_What is needed_
Repeat every entry below exactly as given.

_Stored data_
Start of Block

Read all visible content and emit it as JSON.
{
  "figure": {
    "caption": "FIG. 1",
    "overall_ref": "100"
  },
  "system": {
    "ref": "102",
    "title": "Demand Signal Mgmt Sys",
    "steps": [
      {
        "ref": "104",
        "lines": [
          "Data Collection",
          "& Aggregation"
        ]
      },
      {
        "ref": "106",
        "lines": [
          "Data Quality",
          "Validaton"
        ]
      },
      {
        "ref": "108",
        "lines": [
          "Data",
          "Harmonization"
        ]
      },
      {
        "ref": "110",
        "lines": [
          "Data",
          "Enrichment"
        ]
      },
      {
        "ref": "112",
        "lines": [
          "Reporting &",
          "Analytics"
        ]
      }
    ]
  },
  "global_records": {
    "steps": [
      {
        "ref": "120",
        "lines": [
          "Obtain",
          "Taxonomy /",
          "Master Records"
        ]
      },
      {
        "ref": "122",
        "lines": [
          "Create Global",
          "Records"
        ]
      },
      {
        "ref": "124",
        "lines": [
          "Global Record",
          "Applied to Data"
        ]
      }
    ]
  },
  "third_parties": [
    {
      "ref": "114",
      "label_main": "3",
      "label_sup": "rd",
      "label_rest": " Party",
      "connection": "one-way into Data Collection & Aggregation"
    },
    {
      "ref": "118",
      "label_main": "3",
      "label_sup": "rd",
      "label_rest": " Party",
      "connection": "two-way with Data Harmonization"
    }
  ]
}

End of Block

_Task solution_
Read all visible content and emit it as JSON.
{
  "figure": {
    "caption": "FIG. 1",
    "overall_ref": "100"
  },
  "system": {
    "ref": "102",
    "title": "Demand Signal Mgmt Sys",
    "steps": [
      {
        "ref": "104",
        "lines": [
          "Data Collection",
          "& Aggregation"
        ]
      },
      {
        "ref": "106",
        "lines": [
          "Data Quality",
          "Validaton"
        ]
      },
      {
        "ref": "108",
        "lines": [
          "Data",
          "Harmonization"
        ]
      },
      {
        "ref": "110",
        "lines": [
          "Data",
          "Enrichment"
        ]
      },
      {
        "ref": "112",
        "lines": [
          "Reporting &",
          "Analytics"
        ]
      }
    ]
  },
  "global_records": {
    "steps": [
      {
        "ref": "120",
        "lines": [
          "Obtain",
          "Taxonomy /",
          "Master Records"
        ]
      },
      {
        "ref": "122",
        "lines": [
          "Create Global",
          "Records"
        ]
      },
      {
        "ref": "124",
        "lines": [
          "Global Record",
          "Applied to Data"
        ]
      }
    ]
  },
  "third_parties": [
    {
      "ref": "114",
      "label_main": "3",
      "label_sup": "rd",
      "label_rest": " Party",
      "connection": "one-way into Data Collection & Aggregation"
    },
    {
      "ref": "118",
      "label_main": "3",
      "label_sup": "rd",
      "label_rest": " Party",
      "connection": "two-way with Data Harmonization"
    }
  ]
}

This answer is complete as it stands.